“Men who are concerned about testosterone deficiency should not self-medicate but seek medical attention," said Dr Tan. “Testosterone therapy includes medication that must be prescribed by a trained medical professional."

WHAT SORT OF TREATMENTS ARE THERE?

Much like the gels, pills and injections that menopausal women are offered to help them cope, men are also offered those solutions but for testosterone. “The injections are better because they ensure accurate dosing into the body, which the gels do not ensure,” said Dr Chiam. As for the oral method, he said that after passing through the liver, it has a “lower effective blood testosterone”.

Hands preparing syringe for injection
(Photo: Pexels/cottonbro)

But no matter which method is used, the dosage has to be carefully calibrated “to have the blood testosterone in the normal physiological range and just enough to achieve the desired health and quality of life benefits”, he said. 

“If too much testosterone is given over long periods, there is increased risk of high red blood cell count, prostate enlargement and even abnormal blood lipid profiles, and thus, higher risk of ischaemic heart diseases.”

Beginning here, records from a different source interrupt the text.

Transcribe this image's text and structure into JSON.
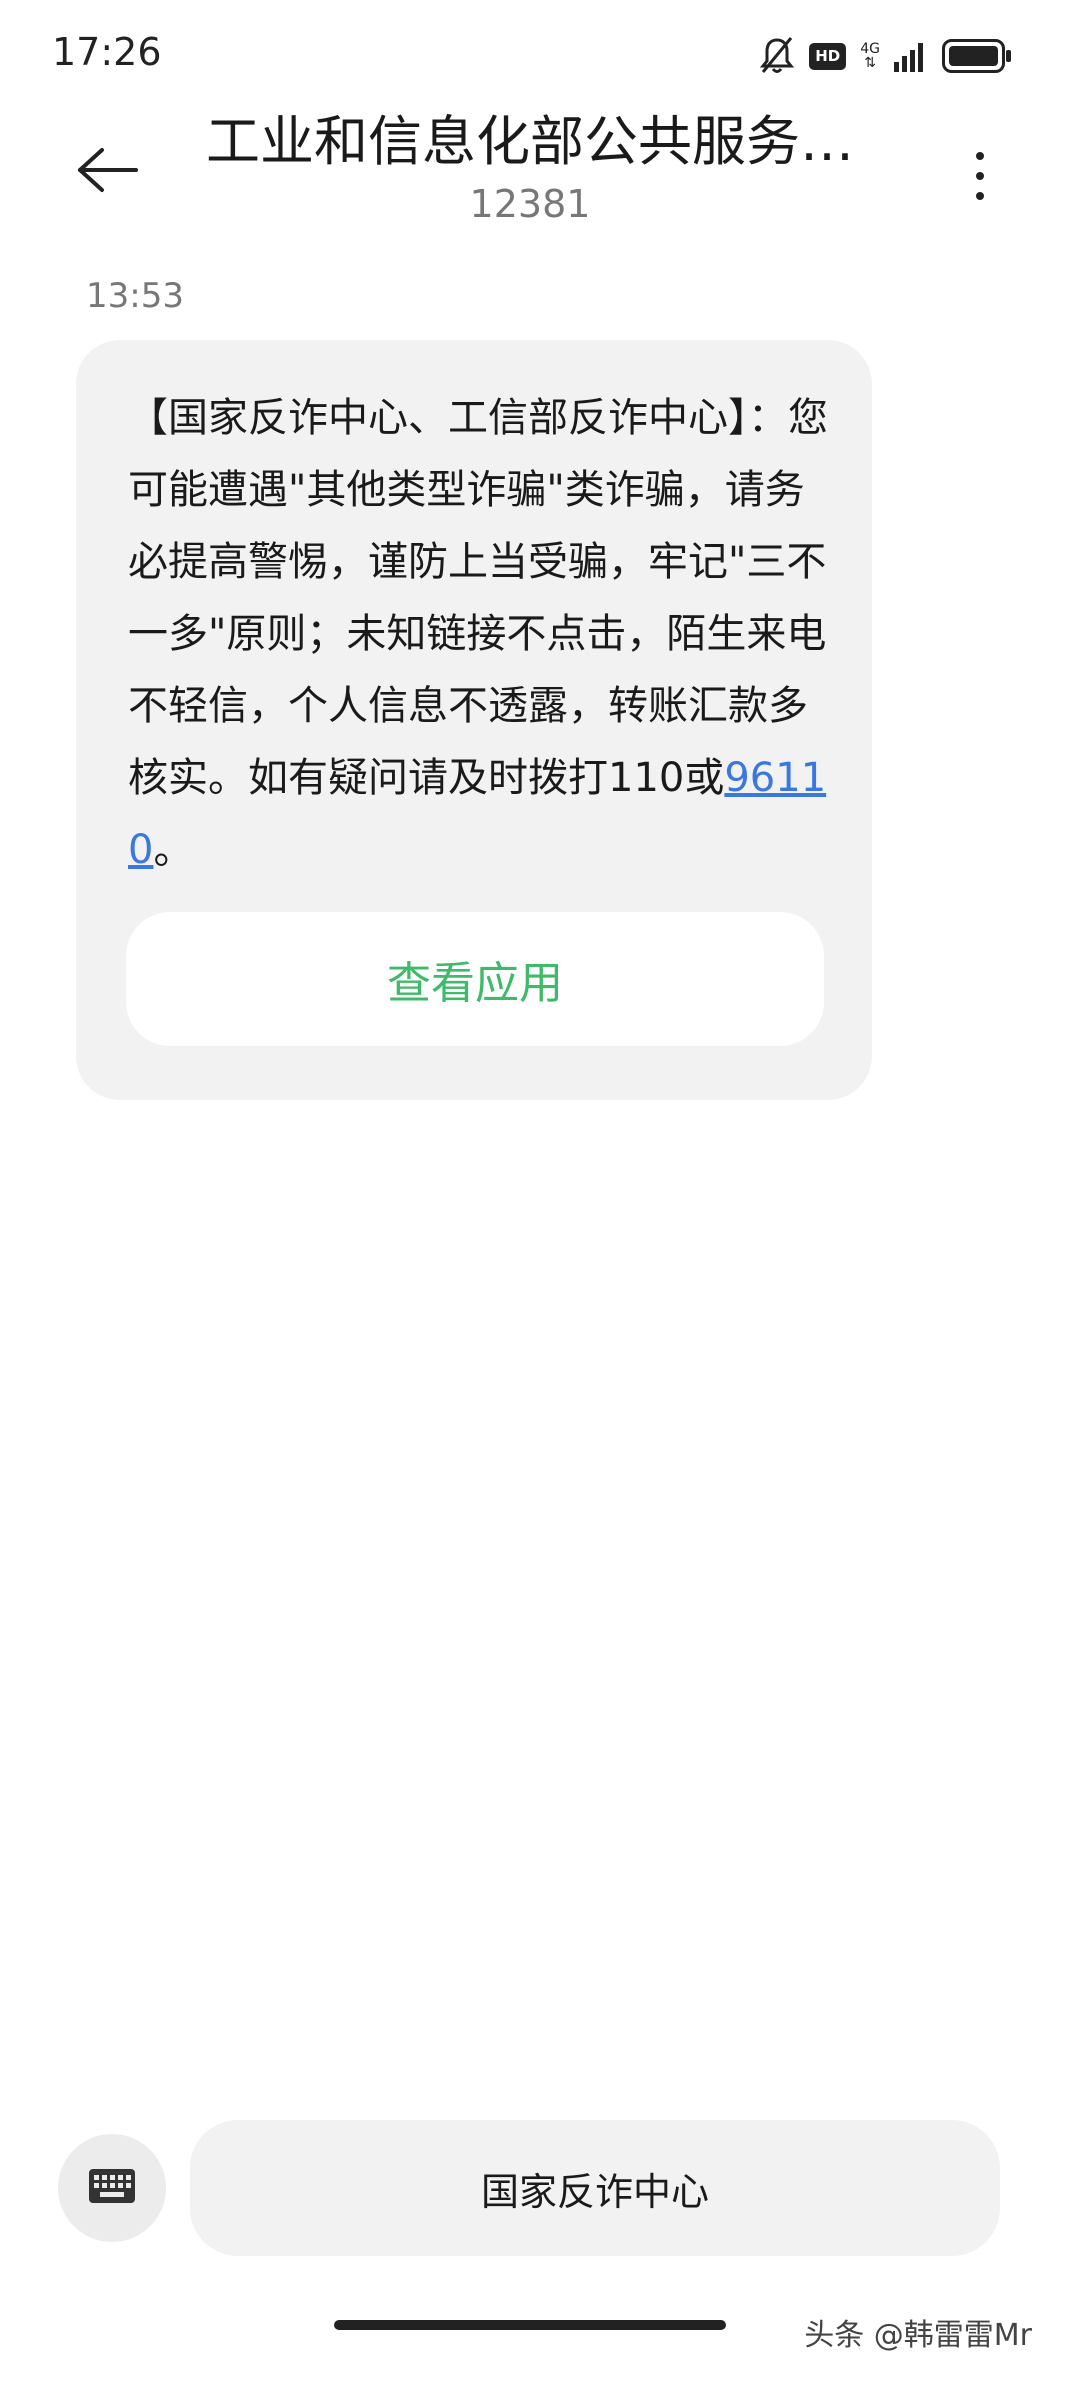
{
  "status_bar": {
    "time": "17:26",
    "hd_label": "HD",
    "network_label": "4G",
    "icons": [
      "bell-off-icon",
      "hd-icon",
      "signal-icon",
      "battery-icon"
    ]
  },
  "header": {
    "title": "工业和信息化部公共服务…",
    "subtitle": "12381",
    "back_icon": "back-arrow-icon",
    "more_icon": "more-vert-icon"
  },
  "conversation": {
    "time": "13:53",
    "message": {
      "text_before_link": "【国家反诈中心、工信部反诈中心】：您可能遭遇\"其他类型诈骗\"类诈骗，请务必提高警惕，谨防上当受骗，牢记\"三不一多\"原则；未知链接不点击，陌生来电不轻信，个人信息不透露，转账汇款多核实。如有疑问请及时拨打110或",
      "link_text": "96110",
      "text_after_link": "。"
    },
    "action_button_label": "查看应用",
    "action_color": "#3fba6a",
    "link_color": "#3a78e0"
  },
  "bottom": {
    "keyboard_icon": "keyboard-icon",
    "quick_reply_label": "国家反诈中心"
  },
  "watermark": "头条 @韩雷雷Mr"
}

To keep those issues at bay, along with mood swings and oily skin, your doctor would schedule blood tests to monitor your testosterone and keep it at an optimal level.

Source: CNA/bk

Bookmark